Task brief: Pictures are not part of the copy. Reproduce all the records exactly.

BEGIN Task inputs

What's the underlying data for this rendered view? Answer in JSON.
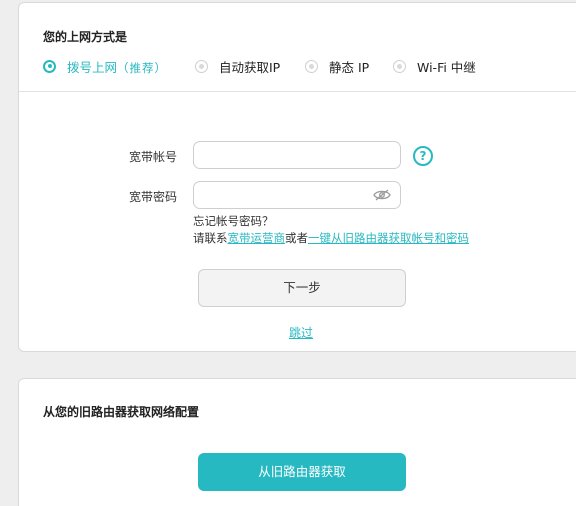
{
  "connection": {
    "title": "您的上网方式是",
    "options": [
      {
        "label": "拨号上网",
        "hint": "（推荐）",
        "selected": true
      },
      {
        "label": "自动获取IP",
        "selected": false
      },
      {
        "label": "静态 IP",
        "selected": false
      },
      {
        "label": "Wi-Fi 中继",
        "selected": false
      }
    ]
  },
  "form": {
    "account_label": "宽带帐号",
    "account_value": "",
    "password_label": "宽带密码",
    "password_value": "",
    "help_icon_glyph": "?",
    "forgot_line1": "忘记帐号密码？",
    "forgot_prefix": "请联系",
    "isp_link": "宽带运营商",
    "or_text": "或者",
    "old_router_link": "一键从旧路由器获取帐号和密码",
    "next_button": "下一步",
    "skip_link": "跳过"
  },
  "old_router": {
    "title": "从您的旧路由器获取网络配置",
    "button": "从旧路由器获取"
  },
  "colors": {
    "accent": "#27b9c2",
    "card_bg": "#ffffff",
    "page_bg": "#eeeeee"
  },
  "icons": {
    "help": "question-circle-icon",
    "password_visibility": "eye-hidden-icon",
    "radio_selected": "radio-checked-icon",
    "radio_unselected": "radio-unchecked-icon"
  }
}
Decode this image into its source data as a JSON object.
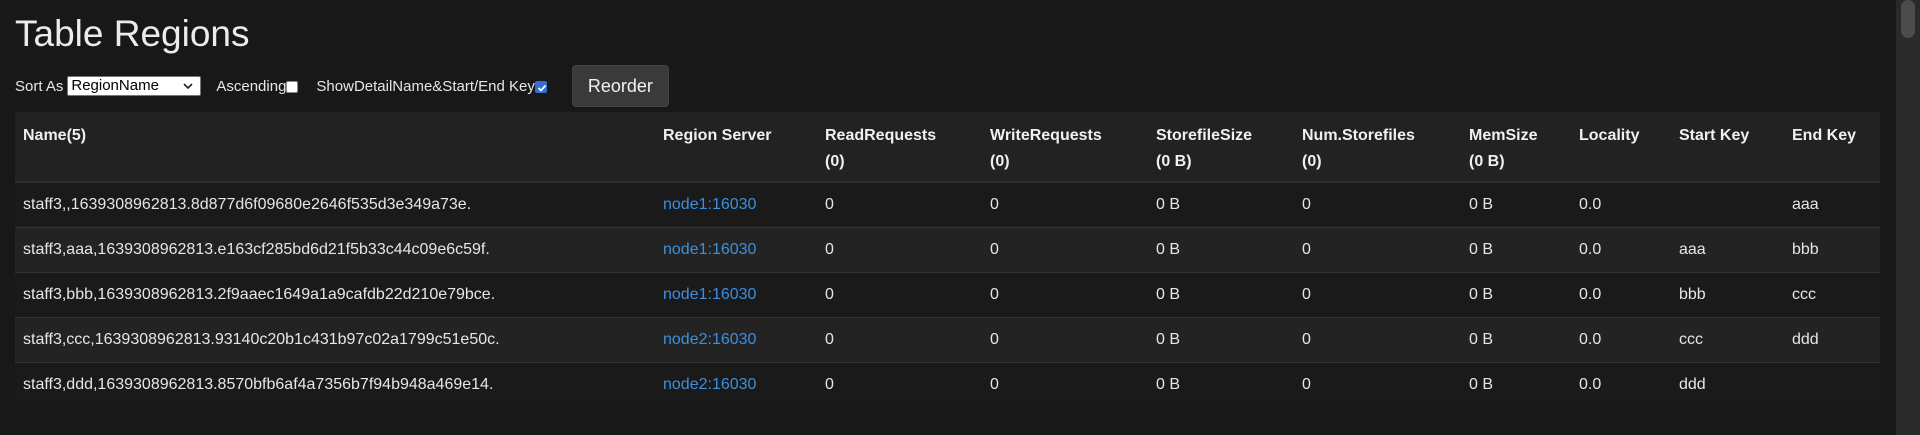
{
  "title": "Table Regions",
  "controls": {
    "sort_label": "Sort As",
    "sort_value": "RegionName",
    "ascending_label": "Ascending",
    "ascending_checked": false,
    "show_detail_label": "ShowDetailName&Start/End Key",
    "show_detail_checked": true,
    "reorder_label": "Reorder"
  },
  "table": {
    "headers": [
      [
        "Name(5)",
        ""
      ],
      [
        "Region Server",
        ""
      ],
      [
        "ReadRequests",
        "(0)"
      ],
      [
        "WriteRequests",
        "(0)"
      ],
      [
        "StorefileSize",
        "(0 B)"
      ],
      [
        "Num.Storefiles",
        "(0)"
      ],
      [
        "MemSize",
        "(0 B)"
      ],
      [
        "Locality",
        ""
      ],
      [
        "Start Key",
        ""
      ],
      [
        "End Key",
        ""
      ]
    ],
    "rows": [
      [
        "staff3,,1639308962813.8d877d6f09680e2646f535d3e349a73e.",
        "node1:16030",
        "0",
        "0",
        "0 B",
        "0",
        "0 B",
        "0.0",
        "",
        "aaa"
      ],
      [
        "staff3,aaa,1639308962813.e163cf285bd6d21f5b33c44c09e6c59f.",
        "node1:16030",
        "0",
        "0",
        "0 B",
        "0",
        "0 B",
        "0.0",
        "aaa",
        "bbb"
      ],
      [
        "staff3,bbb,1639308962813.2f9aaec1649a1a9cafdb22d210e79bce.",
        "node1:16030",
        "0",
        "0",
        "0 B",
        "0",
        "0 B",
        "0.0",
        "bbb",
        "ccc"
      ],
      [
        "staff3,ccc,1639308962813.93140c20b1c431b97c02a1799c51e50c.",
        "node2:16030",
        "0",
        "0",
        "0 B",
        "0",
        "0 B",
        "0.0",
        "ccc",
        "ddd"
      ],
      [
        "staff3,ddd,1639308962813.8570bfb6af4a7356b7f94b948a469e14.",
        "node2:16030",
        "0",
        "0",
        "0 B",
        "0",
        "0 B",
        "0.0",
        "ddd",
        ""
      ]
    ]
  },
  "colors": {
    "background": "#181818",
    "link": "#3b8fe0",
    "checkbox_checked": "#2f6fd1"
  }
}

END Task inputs

Answer below:
What's the underlying data for this rendered view? Answer in JSON.
{
  "connection": {
    "title": "您的上网方式是",
    "options": [
      {
        "label": "拨号上网",
        "hint": "（推荐）",
        "selected": true
      },
      {
        "label": "自动获取IP",
        "selected": false
      },
      {
        "label": "静态 IP",
        "selected": false
      },
      {
        "label": "Wi-Fi 中继",
        "selected": false
      }
    ]
  },
  "form": {
    "account_label": "宽带帐号",
    "account_value": "",
    "password_label": "宽带密码",
    "password_value": "",
    "help_icon_glyph": "?",
    "forgot_line1": "忘记帐号密码？",
    "forgot_prefix": "请联系",
    "isp_link": "宽带运营商",
    "or_text": "或者",
    "old_router_link": "一键从旧路由器获取帐号和密码",
    "next_button": "下一步",
    "skip_link": "跳过"
  },
  "old_router": {
    "title": "从您的旧路由器获取网络配置",
    "button": "从旧路由器获取"
  },
  "colors": {
    "accent": "#27b9c2",
    "card_bg": "#ffffff",
    "page_bg": "#eeeeee"
  },
  "icons": {
    "help": "question-circle-icon",
    "password_visibility": "eye-hidden-icon",
    "radio_selected": "radio-checked-icon",
    "radio_unselected": "radio-unchecked-icon"
  }
}
Decode this image into its source data as a JSON object.
{
  "title": "Table Regions",
  "controls": {
    "sort_label": "Sort As",
    "sort_value": "RegionName",
    "ascending_label": "Ascending",
    "ascending_checked": false,
    "show_detail_label": "ShowDetailName&Start/End Key",
    "show_detail_checked": true,
    "reorder_label": "Reorder"
  },
  "table": {
    "headers": [
      [
        "Name(5)",
        ""
      ],
      [
        "Region Server",
        ""
      ],
      [
        "ReadRequests",
        "(0)"
      ],
      [
        "WriteRequests",
        "(0)"
      ],
      [
        "StorefileSize",
        "(0 B)"
      ],
      [
        "Num.Storefiles",
        "(0)"
      ],
      [
        "MemSize",
        "(0 B)"
      ],
      [
        "Locality",
        ""
      ],
      [
        "Start Key",
        ""
      ],
      [
        "End Key",
        ""
      ]
    ],
    "rows": [
      [
        "staff3,,1639308962813.8d877d6f09680e2646f535d3e349a73e.",
        "node1:16030",
        "0",
        "0",
        "0 B",
        "0",
        "0 B",
        "0.0",
        "",
        "aaa"
      ],
      [
        "staff3,aaa,1639308962813.e163cf285bd6d21f5b33c44c09e6c59f.",
        "node1:16030",
        "0",
        "0",
        "0 B",
        "0",
        "0 B",
        "0.0",
        "aaa",
        "bbb"
      ],
      [
        "staff3,bbb,1639308962813.2f9aaec1649a1a9cafdb22d210e79bce.",
        "node1:16030",
        "0",
        "0",
        "0 B",
        "0",
        "0 B",
        "0.0",
        "bbb",
        "ccc"
      ],
      [
        "staff3,ccc,1639308962813.93140c20b1c431b97c02a1799c51e50c.",
        "node2:16030",
        "0",
        "0",
        "0 B",
        "0",
        "0 B",
        "0.0",
        "ccc",
        "ddd"
      ],
      [
        "staff3,ddd,1639308962813.8570bfb6af4a7356b7f94b948a469e14.",
        "node2:16030",
        "0",
        "0",
        "0 B",
        "0",
        "0 B",
        "0.0",
        "ddd",
        ""
      ]
    ]
  },
  "colors": {
    "background": "#181818",
    "link": "#3b8fe0",
    "checkbox_checked": "#2f6fd1"
  }
}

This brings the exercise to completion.